Entries from a dataset of interfaces
+===+

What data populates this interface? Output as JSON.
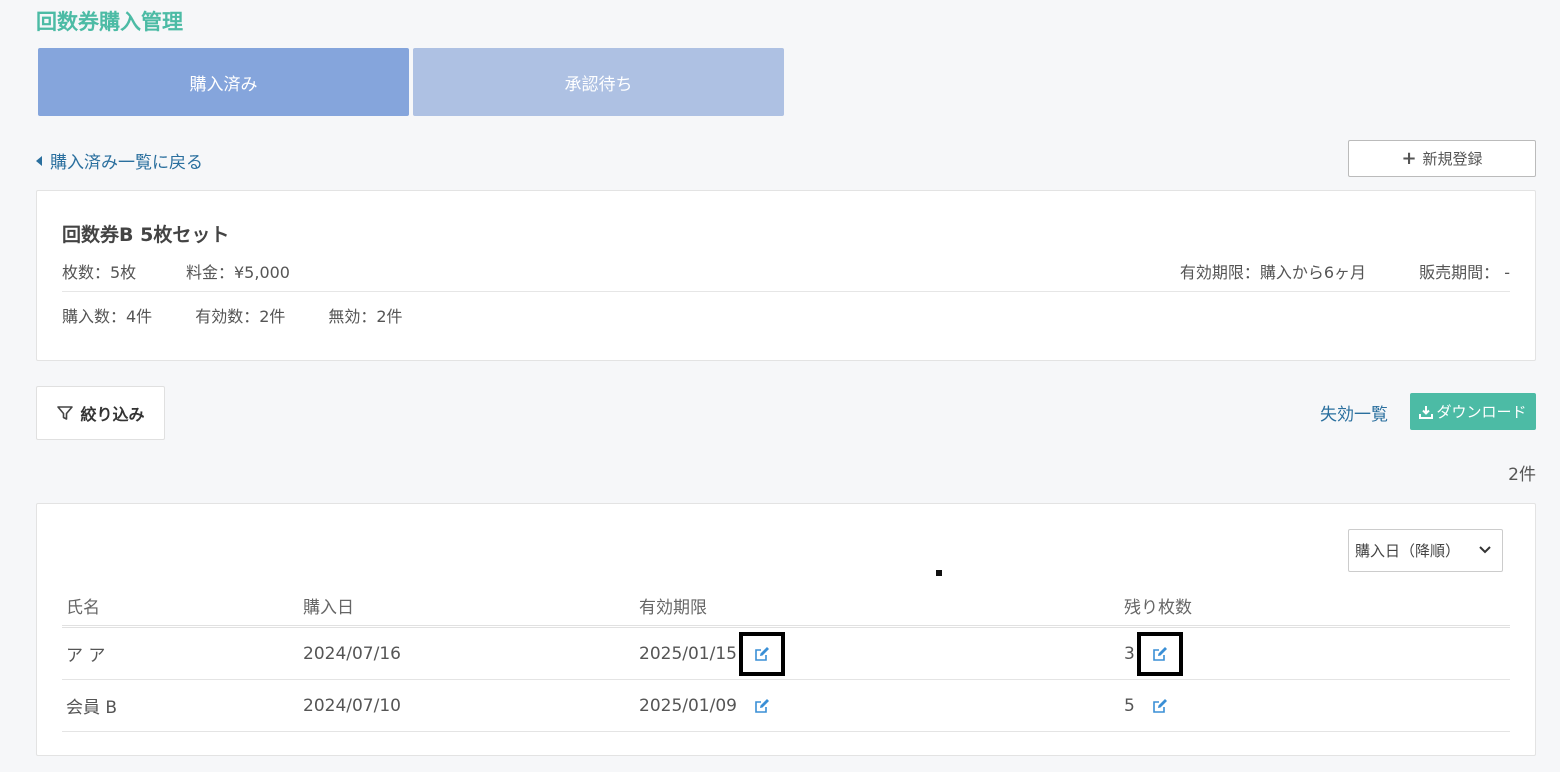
{
  "page": {
    "title": "回数券購入管理"
  },
  "tabs": [
    {
      "label": "購入済み",
      "active": true
    },
    {
      "label": "承認待ち",
      "active": false
    }
  ],
  "nav": {
    "back_label": "購入済み一覧に戻る",
    "new_label": "新規登録"
  },
  "ticket": {
    "name": "回数券B 5枚セット",
    "count": "枚数：5枚",
    "price": "料金：¥5,000",
    "validity": "有効期限：購入から6ヶ月",
    "sale_period": "販売期間： -",
    "purchases": "購入数：4件",
    "valid": "有効数：2件",
    "invalid": "無効：2件"
  },
  "toolbar": {
    "filter_label": "絞り込み",
    "expired_label": "失効一覧",
    "download_label": "ダウンロード",
    "result_count": "2件"
  },
  "sort": {
    "selected": "購入日（降順）"
  },
  "table": {
    "headers": [
      "氏名",
      "購入日",
      "有効期限",
      "残り枚数"
    ],
    "rows": [
      {
        "name": "ア ア",
        "purchase_date": "2024/07/16",
        "expiry": "2025/01/15",
        "remaining": "3"
      },
      {
        "name": "会員 B",
        "purchase_date": "2024/07/10",
        "expiry": "2025/01/09",
        "remaining": "5"
      }
    ]
  },
  "colors": {
    "accent": "#4cbba5",
    "tab_active": "#85a5dc",
    "tab_inactive": "#aec1e3",
    "link": "#2a6f9e",
    "edit_icon": "#3a8fd6"
  }
}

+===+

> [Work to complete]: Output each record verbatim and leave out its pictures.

> [Output of the task]:
What data populates this interface? Output as JSON.
{
  "page": {
    "title": "回数券購入管理"
  },
  "tabs": [
    {
      "label": "購入済み",
      "active": true
    },
    {
      "label": "承認待ち",
      "active": false
    }
  ],
  "nav": {
    "back_label": "購入済み一覧に戻る",
    "new_label": "新規登録"
  },
  "ticket": {
    "name": "回数券B 5枚セット",
    "count": "枚数：5枚",
    "price": "料金：¥5,000",
    "validity": "有効期限：購入から6ヶ月",
    "sale_period": "販売期間： -",
    "purchases": "購入数：4件",
    "valid": "有効数：2件",
    "invalid": "無効：2件"
  },
  "toolbar": {
    "filter_label": "絞り込み",
    "expired_label": "失効一覧",
    "download_label": "ダウンロード",
    "result_count": "2件"
  },
  "sort": {
    "selected": "購入日（降順）"
  },
  "table": {
    "headers": [
      "氏名",
      "購入日",
      "有効期限",
      "残り枚数"
    ],
    "rows": [
      {
        "name": "ア ア",
        "purchase_date": "2024/07/16",
        "expiry": "2025/01/15",
        "remaining": "3"
      },
      {
        "name": "会員 B",
        "purchase_date": "2024/07/10",
        "expiry": "2025/01/09",
        "remaining": "5"
      }
    ]
  },
  "colors": {
    "accent": "#4cbba5",
    "tab_active": "#85a5dc",
    "tab_inactive": "#aec1e3",
    "link": "#2a6f9e",
    "edit_icon": "#3a8fd6"
  }
}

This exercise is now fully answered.